Adverse child experiences play a key role to understanding and identifying potentially harmful lifelong health outcomes for those children and young people who are exposed to them.
Moreover, when childhood adversities are coupled with health inequalities, such as poor nutritional attainment, inadequate housing, uncertain income, social discrimination, poverty and access to good health care, there is a significant risk of poor emotional, physical and mental health outcomes and a real possibility of a reduction in life expectancy.
Therefore, access to appropriate intervention is crucial to improving the lives of military connected children and young people.
As identified within the strategy, military connected children and young people face difficulties accessing appropriate emotional health and mental health services due to high mobility, knowledge regarding what services are available and how to access them.
Due to these reasons Scotland must consider how to identify poor emotional health and wellbeing within this population of children and young people, connect them to appropriate service provision, whilst also having the cultural and contextual knowledge of how service providers can connect to this population and positively engage with military connected children and young people, as well as their families, using a systemic family approach to assessing and developing positive outcomes for military connected children and young people.
Looking at this issue from a public health lens, it is vital that Scotland make every contact count to address the growing emotional health and wellbeing needs of this population.
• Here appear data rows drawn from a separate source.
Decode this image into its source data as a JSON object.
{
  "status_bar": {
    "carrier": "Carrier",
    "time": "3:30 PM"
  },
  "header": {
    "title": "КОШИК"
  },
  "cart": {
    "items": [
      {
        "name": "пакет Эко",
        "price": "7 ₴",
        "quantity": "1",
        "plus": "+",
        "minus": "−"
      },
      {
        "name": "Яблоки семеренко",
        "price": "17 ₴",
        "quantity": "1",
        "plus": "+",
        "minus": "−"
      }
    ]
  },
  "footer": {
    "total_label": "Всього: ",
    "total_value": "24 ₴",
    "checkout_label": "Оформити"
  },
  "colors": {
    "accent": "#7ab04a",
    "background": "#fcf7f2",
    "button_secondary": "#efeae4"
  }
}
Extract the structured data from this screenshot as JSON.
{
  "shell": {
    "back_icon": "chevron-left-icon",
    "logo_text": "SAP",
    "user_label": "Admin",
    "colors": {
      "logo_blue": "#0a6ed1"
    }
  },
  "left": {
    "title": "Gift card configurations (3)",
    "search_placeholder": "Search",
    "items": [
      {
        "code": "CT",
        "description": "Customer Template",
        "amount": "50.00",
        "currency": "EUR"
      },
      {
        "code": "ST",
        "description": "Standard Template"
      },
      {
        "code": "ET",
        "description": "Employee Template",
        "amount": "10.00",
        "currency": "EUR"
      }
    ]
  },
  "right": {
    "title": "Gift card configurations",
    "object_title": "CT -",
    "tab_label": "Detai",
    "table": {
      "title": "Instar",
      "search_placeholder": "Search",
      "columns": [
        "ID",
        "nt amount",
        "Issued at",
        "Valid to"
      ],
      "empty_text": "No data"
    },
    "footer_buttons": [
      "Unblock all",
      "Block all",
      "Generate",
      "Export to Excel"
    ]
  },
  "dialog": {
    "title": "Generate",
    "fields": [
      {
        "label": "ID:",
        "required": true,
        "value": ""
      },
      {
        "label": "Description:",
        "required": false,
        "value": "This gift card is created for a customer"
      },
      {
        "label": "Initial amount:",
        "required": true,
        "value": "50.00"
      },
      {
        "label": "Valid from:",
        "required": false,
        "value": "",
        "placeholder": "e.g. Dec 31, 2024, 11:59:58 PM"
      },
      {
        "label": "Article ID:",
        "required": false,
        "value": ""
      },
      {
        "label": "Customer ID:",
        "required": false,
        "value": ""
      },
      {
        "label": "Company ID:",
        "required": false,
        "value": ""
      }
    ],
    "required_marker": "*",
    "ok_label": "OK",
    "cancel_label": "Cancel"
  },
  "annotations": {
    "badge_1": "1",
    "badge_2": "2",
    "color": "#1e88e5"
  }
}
Moreover, due to the transient nature of the military and for those leaving the military the transition into the civilian population, it is vital to enable transitioning families to build community capacity to thrive.
It is well documented accessing support from health, social care and third sector services following transition from the UK Armed Forces, even after extended periods of time since leaving force’s life, can be fraught with challenges for military connected children and young people, potentially leaving them disadvantaged within the civilian population, which could negatively impact their social determinants of health, resulting in transition for some, becoming a lonely place and can add to already existing life adversities, create social isolation and loneliness, and become an accelerant for poor emotional health and wellbeing for military connected children and young people.
Therefore, Scotland needs to address the hidden and unmet needs of veterans and their families by identifying, connecting and positively engaging them in their local community, thus building community capacity and improve access to community assets to reduce poor emotional health of military connected children and young people and enable them to thrive and succeed.